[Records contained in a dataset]

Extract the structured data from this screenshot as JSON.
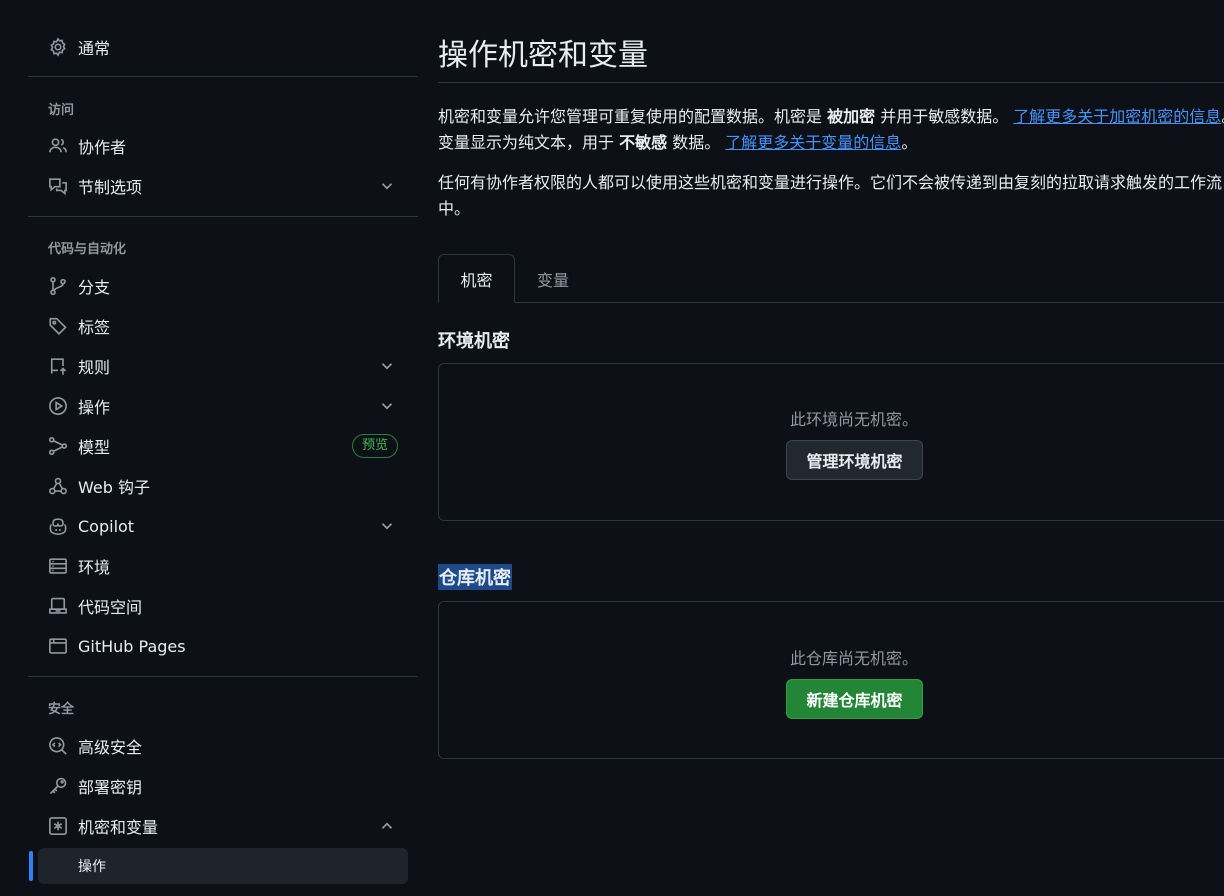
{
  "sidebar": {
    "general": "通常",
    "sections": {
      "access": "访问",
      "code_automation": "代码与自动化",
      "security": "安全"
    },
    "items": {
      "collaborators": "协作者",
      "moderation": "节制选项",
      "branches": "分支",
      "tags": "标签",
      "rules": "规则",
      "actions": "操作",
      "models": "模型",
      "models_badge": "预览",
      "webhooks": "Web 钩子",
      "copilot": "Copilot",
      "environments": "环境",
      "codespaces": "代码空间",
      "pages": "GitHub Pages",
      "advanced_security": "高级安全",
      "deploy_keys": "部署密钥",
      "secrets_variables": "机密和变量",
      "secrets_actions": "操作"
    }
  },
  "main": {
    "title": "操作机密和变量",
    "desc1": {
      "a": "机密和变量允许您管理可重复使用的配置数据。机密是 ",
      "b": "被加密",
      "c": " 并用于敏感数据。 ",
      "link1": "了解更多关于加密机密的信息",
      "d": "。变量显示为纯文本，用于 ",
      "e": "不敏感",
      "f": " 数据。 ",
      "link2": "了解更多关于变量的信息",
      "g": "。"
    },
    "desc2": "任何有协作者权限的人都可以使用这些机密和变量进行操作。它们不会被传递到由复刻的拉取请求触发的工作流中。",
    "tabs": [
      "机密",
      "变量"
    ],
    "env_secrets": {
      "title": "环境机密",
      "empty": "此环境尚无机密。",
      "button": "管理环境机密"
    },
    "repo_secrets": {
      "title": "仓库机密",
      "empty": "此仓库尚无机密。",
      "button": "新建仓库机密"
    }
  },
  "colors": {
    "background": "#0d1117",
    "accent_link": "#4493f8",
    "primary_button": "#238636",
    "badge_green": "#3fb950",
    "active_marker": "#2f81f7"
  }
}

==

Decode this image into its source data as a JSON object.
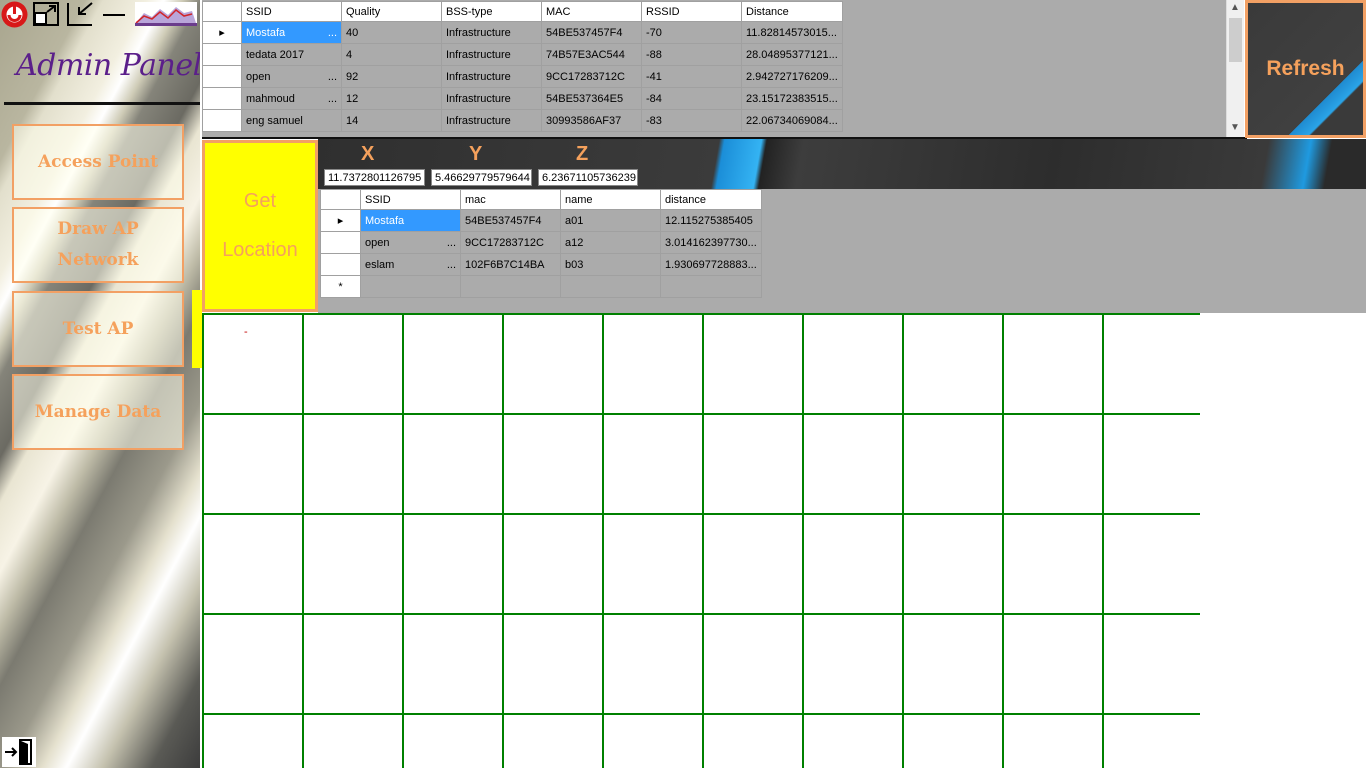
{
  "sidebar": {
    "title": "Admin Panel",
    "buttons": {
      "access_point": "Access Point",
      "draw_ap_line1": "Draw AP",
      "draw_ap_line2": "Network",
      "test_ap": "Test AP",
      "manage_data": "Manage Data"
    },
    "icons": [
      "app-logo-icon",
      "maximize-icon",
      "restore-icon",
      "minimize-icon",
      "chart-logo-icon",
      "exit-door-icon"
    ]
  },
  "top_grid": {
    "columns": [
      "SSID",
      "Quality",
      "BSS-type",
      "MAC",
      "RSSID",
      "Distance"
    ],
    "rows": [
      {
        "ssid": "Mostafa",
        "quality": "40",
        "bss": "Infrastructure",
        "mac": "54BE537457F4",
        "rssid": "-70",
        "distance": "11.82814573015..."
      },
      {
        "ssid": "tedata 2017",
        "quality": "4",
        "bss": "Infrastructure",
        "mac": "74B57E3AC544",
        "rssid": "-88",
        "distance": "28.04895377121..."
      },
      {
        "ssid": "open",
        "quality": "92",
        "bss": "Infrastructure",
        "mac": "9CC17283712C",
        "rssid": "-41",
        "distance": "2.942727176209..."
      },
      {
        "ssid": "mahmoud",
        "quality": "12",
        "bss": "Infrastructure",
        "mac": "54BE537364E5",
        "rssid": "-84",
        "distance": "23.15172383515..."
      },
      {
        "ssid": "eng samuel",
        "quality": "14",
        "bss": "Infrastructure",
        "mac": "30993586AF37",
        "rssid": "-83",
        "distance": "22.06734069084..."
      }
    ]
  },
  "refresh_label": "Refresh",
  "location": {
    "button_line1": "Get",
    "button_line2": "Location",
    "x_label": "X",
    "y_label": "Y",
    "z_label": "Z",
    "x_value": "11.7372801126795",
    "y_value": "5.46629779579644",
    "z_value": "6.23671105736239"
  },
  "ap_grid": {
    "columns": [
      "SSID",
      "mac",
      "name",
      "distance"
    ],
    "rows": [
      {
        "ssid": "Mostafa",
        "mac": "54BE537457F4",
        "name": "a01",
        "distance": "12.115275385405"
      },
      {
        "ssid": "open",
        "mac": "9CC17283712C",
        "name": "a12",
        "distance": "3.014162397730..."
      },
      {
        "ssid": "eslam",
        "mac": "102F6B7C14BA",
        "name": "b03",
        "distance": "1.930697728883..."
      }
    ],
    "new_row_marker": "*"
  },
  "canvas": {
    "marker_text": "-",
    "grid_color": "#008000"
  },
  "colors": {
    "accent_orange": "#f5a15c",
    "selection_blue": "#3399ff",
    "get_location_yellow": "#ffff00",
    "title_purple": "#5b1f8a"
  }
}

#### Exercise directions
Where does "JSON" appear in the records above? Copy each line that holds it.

#### Task answer
Extract the structured data from this screenshot as JSON.
Decode this image into its source data as a JSON object.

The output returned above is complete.